- EXERCISE MATERIALS:
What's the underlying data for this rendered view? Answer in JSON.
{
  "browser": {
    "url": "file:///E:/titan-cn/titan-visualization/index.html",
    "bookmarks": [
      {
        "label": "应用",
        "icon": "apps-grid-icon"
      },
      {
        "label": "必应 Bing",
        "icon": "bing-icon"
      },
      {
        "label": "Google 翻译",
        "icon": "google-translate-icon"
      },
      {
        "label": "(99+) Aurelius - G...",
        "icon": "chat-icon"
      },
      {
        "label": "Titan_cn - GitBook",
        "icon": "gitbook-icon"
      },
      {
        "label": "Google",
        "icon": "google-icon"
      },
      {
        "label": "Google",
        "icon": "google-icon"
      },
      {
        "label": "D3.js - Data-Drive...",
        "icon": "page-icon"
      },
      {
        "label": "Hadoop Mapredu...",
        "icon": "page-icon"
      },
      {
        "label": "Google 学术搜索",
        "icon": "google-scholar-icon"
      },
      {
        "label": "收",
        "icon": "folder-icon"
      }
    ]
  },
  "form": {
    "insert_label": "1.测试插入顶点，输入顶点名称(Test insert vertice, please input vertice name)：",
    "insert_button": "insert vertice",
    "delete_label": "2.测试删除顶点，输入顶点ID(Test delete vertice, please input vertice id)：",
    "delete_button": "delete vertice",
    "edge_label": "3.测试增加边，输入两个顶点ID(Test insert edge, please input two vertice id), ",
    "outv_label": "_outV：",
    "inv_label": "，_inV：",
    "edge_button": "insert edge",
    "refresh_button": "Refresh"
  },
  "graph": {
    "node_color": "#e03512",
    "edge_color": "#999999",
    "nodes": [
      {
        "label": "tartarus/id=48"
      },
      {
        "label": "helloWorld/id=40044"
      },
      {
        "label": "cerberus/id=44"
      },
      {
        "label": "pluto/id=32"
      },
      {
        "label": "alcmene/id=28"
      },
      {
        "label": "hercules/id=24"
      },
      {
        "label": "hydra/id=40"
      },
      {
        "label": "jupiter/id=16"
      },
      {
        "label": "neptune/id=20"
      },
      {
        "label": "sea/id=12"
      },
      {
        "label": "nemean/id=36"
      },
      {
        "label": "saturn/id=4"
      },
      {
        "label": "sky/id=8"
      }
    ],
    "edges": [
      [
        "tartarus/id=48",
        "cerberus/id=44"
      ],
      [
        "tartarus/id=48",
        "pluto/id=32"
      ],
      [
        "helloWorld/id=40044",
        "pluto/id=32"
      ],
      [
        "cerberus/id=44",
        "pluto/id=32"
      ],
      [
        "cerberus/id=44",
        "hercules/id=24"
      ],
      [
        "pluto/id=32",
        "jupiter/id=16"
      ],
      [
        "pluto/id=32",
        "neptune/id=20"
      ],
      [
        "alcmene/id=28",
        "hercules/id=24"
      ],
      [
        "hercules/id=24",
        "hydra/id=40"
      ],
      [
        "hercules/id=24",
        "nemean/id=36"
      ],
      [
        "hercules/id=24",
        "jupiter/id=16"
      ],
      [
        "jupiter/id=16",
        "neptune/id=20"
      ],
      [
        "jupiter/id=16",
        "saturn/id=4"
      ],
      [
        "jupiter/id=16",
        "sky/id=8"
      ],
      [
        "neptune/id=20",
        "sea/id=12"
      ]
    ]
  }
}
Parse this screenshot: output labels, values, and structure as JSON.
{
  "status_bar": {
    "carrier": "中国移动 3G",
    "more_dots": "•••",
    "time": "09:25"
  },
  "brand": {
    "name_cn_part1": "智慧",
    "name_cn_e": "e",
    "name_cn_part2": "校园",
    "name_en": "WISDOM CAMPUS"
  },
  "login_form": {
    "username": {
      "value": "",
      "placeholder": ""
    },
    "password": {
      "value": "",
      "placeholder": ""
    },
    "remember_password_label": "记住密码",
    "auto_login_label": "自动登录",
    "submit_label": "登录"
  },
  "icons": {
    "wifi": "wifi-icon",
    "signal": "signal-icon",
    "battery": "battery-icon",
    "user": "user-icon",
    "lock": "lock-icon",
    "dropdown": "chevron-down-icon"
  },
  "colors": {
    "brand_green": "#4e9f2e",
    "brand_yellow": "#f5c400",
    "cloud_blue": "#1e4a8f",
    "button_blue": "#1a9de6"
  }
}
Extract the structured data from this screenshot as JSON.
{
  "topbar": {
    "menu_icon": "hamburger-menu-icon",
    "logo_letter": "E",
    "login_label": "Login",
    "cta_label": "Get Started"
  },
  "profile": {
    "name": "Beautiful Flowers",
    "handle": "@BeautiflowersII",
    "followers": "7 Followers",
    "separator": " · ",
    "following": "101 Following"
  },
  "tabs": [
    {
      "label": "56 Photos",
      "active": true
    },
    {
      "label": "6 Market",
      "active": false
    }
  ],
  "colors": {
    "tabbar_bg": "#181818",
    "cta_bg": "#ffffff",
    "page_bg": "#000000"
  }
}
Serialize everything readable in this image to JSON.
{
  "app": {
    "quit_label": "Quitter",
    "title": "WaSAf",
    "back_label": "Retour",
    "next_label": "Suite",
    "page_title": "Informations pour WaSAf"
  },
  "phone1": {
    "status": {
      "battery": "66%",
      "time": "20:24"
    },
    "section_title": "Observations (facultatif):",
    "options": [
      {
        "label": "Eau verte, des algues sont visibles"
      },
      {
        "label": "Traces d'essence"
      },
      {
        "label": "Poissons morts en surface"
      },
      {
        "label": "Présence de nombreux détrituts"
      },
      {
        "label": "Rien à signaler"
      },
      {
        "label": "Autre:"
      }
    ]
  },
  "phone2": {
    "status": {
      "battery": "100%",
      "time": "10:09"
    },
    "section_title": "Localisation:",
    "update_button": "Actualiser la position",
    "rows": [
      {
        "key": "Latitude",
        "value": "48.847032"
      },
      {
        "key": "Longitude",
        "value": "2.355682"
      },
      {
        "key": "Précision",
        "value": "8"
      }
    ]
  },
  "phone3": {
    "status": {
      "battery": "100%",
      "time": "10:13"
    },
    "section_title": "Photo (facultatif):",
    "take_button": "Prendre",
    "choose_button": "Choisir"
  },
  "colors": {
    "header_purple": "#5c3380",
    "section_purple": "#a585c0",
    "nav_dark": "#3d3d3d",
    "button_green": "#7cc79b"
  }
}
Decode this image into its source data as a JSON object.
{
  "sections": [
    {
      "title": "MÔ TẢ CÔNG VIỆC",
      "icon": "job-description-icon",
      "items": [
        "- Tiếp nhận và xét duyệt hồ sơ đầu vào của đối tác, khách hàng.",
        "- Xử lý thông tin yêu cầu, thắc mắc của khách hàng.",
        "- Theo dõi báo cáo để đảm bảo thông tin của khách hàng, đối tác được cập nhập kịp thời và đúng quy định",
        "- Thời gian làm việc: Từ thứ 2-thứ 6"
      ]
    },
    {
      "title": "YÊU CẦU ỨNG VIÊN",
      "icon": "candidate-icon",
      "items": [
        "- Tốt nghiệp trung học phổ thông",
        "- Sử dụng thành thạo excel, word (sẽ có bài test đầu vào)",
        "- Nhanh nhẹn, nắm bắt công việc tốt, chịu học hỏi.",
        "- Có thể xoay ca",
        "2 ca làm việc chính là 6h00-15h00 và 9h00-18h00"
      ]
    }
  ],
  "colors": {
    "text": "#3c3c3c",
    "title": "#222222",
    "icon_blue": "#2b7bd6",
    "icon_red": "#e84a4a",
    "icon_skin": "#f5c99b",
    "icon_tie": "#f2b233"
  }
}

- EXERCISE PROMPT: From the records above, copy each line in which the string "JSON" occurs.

- SOLUTION:
What's the underlying data for this rendered view? Answer in JSON.
Parse this screenshot: output labels, values, and structure as JSON.
Extract the structured data from this screenshot as JSON.
Serialize everything readable in this image to JSON.
Decode this image into its source data as a JSON object.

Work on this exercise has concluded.